It’s hard to believe that six months have passed since the animals and I moved into the rig. Here’s an update on Boss Tweed.
Before our major life change, when in the carrier in the car, Boss Man would cry the entire way. I wasn’t sure if he was crying because of the movement of the vehicle, or because he knew he was going to the vet.
Boss Tweed adjusted immediately to life inside Nellie. He acclimated quickly to using a top – loading litter box (which is now in the bedroom instead of behind the passenger seat).
He lounged on every surface and slept soundly.
His favorite place was (and is) in the sun in his bed on the dash. On rainy days I love watching him chase raindrops down the windshield.

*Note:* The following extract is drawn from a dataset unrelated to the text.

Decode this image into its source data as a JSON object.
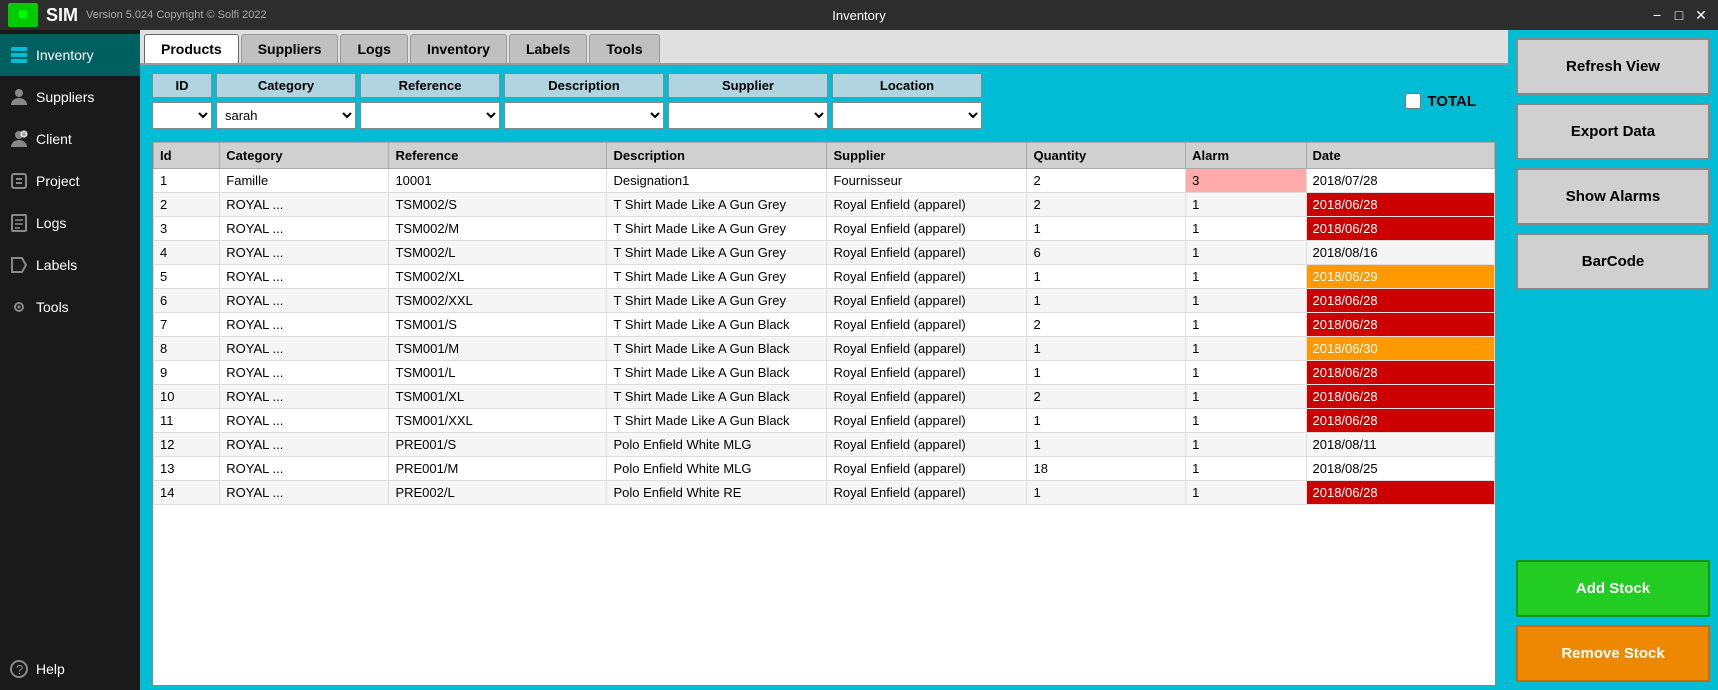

After we all moved into Nellie, I waited 10 days before driving the rig. I wanted Boss and Olive to adjust to the motor home first, without having to tackle motion too. For the maiden voyage I had to decide between allowing Boss Tweed to roam free, versus putting him in the carrier. On one hand, it might be safer for him and for me if he was in a carrier. On the other hand, I did not want him to equate the movement of our new home with an impending vet appointment. Can you imagine going through life, thinking every time you drove down the road that you were on your way to the doctor?
I decided no carrier. It was only the third of fourth time I had driven the rig, so I was nervous enough already. Boss Man tried to get under my feet by the pedals. I gave him such a swift kick that he has never tried it again!
On the first four or five trips, Boss caterwauled the entire time. On a three-hour drive, he cried so long and so hard and so loudly that his little feline voice was hoarse by the time we arrived at our destination.
As time went on, Tweedie Pie stopped caterwauling. But, he continued to hide under the pillows on the bed as we traveled. Then, over time, he began riding on the sofa.
I knew we were getting somewhere when he sat next to my driver’s chair on the rug. Every once in a while he would jump up on the dash to lay in his bed. But, the moment he saw that big world whizzing by, he jumped right down again.
Then, somewhere on Route 66, the miraculous occurred. Boss jumped up on the dash, looked around for a few minutes, then laid in his bed, his back to the scenery.
Each time we go out now, he lingers a little longer, face forward, before he turns his back on all that movement.
Boss gets attention everywhere we go. He holds court in the front window at RV parks, gas stations, and ferry terminals, and he plays with anyone who traces a hand on the windshield from the outside. Every visitor is greeted and welcomed by his squeaky door hinge meow.
He loves on everyone; here he is on my friend’s lap on a trip to Oregon.
You may recall I was considering putting Boss on a leash to take him outside. I decided not to do that. If Boss gets out, it increases his desire to go out. It is difficult for me to stop him when I open the door from the outside, as he leaps from the top step before I can grab him. I have a fear that he will jump out at a truck stop or parking lot somewhere and get run over. The longer he does not go out, the less he tries to do so.
Endearing and yet annoying at the same time, Big Boss has figured out how to get me up in the morning so he can get fed. He paws at the roller shades on each side of the bed, by my head, until they roll up with a thwap! and the sun comes shining in. That little shit! I build a pillow fortress each night at the head of the bed and lean them against the shades to thwart him, but he still manages to roll up at least one shade every morning.
Boss Tweed brings so much joy and happiness to my life, and I’m fantastically relieved that he has made the transition and considers Nellie his home.